The lesson explains the role of carbon dioxide in feedback loops, the impact of warmer global temperatures on permafrost and methane clathrate hydrates, water feedbacks, and how increased temperatures have caused mountain pine beetles to thrive, leading to increased forest fires.
The lesson includes a pop-up glossary to assist students in accessing definitions.
Graphs and real-world illustrations are used to help students better understand the concept of a feedback loop.
The lesson also includes math connections and provides students with opportunities to practice using graphs.
Students would benefit from working through or referencing the previous lessons from this source.
Students should be familiar with graphing and navigating simulations.
Some of the data is not current. Examples include the following:
The Carbon Cycle learning tool uses data from 2007 and 2008.
Page 5/8 in Key Idea 4: Water Feedbacks features a graph with data that extends to the year 2010.
This is part 7 of 9 in Explaining Climate Change, a series of lessons from The King's Centre for Visualization in Science.
This lesson is divided into five sections. Students could complete these on separate days or at their own pace.

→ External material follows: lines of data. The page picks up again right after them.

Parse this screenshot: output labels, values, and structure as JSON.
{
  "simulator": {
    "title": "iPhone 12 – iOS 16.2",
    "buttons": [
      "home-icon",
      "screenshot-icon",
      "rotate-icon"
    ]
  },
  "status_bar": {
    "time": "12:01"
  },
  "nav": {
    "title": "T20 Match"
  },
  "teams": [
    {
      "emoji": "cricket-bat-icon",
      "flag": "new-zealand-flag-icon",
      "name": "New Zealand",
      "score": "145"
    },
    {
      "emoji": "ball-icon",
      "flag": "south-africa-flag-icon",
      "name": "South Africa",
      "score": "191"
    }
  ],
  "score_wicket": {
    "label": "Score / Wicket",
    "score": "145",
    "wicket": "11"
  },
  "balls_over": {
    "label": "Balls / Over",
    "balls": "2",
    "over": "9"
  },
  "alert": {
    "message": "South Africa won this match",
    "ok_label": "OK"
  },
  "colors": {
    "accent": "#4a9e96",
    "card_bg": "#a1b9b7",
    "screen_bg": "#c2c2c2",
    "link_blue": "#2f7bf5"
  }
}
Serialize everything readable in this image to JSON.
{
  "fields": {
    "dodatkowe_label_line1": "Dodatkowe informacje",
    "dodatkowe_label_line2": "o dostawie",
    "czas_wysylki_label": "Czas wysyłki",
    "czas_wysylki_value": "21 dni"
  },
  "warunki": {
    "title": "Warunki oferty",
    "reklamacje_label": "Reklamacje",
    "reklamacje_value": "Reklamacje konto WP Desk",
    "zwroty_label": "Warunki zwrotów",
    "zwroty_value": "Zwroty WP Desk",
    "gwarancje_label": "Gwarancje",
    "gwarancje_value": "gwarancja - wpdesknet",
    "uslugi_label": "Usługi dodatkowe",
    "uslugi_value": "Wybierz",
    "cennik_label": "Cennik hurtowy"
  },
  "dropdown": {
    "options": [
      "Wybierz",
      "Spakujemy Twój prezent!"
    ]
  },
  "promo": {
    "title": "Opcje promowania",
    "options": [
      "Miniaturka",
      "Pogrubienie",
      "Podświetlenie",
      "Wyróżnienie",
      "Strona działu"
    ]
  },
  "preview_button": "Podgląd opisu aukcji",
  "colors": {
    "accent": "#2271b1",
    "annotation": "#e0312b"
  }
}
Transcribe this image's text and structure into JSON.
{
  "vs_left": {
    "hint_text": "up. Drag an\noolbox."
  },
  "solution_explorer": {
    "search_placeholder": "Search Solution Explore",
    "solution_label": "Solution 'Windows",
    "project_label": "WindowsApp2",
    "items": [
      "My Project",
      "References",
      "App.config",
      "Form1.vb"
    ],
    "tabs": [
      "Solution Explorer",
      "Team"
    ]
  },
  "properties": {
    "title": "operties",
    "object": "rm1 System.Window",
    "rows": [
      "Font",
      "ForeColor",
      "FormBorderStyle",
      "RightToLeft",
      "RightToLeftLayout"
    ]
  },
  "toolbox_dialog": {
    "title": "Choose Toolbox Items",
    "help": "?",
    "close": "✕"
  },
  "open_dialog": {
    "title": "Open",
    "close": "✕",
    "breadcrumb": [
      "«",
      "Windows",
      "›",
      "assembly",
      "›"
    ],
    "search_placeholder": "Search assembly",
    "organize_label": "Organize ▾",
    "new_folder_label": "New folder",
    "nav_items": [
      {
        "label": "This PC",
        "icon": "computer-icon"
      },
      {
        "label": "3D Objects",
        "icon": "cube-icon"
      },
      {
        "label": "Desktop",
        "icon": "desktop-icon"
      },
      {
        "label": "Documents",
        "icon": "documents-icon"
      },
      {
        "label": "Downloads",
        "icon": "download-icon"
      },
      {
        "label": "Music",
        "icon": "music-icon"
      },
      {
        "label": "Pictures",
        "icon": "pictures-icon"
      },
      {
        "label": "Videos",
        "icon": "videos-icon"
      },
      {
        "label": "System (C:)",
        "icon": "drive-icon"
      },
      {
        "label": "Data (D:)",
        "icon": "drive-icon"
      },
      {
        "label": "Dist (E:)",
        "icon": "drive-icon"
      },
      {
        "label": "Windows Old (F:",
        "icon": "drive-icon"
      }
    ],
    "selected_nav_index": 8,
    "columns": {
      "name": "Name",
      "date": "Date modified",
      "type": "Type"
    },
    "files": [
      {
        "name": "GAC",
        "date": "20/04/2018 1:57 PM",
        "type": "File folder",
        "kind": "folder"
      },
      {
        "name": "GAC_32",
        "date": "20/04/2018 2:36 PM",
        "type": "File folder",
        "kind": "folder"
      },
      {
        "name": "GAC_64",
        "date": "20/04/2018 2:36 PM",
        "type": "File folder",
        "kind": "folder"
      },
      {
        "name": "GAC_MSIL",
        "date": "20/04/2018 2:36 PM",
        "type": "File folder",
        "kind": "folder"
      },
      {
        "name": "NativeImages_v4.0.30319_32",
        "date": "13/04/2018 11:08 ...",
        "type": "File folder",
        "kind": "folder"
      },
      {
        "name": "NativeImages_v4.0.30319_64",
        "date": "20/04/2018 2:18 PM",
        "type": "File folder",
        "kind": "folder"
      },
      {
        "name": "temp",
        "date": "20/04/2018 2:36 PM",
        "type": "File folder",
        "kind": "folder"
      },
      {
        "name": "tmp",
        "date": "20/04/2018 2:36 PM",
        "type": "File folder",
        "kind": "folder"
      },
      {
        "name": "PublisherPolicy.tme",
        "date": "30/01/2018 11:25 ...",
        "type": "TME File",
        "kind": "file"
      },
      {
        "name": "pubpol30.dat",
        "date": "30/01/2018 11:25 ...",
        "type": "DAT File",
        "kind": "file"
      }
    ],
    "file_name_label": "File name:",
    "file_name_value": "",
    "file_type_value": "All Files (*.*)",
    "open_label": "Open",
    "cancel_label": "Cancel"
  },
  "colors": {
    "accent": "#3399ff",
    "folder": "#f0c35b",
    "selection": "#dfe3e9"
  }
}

Students could complete the lesson in small groups or pairs.
Teachers can use the Your Turn questions for class discussions to ensure that students understand the major concepts.
This lesson can be used in conjunction with these videos on climate feedback loops.
This resource is recommended. It provides compelling insight into how Earth's climate system works, incoming and outgoing energy, feedback loops, and interactions in open and closed systems.
ESS2: Earth's Systems
HS.ESS2.2 Analyze geoscience data to make the claim that one change to Earth’s surface can create feedbacks that cause changes to other Earth systems.
HS.ESS2.4 Use a model to describe how variations in the flow of energy into and out of Earth’s systems result in changes in climate.
ESS3: Earth and Human Activity
HS.ESS3.6 Use a computational representation to illustrate the relationships among Earth systems and how those relationships are being modified due to human activity (i.e., climate change).
LS2: Ecosystems: Interactions, Energy, and Dynamics
HS.LS2.6 Evaluate claims, evidence, and reasoning that the complex interactions in ecosystems maintain relatively consistent numbers and types of organisms in stable conditions, but changing conditions may result in a new ecosystem.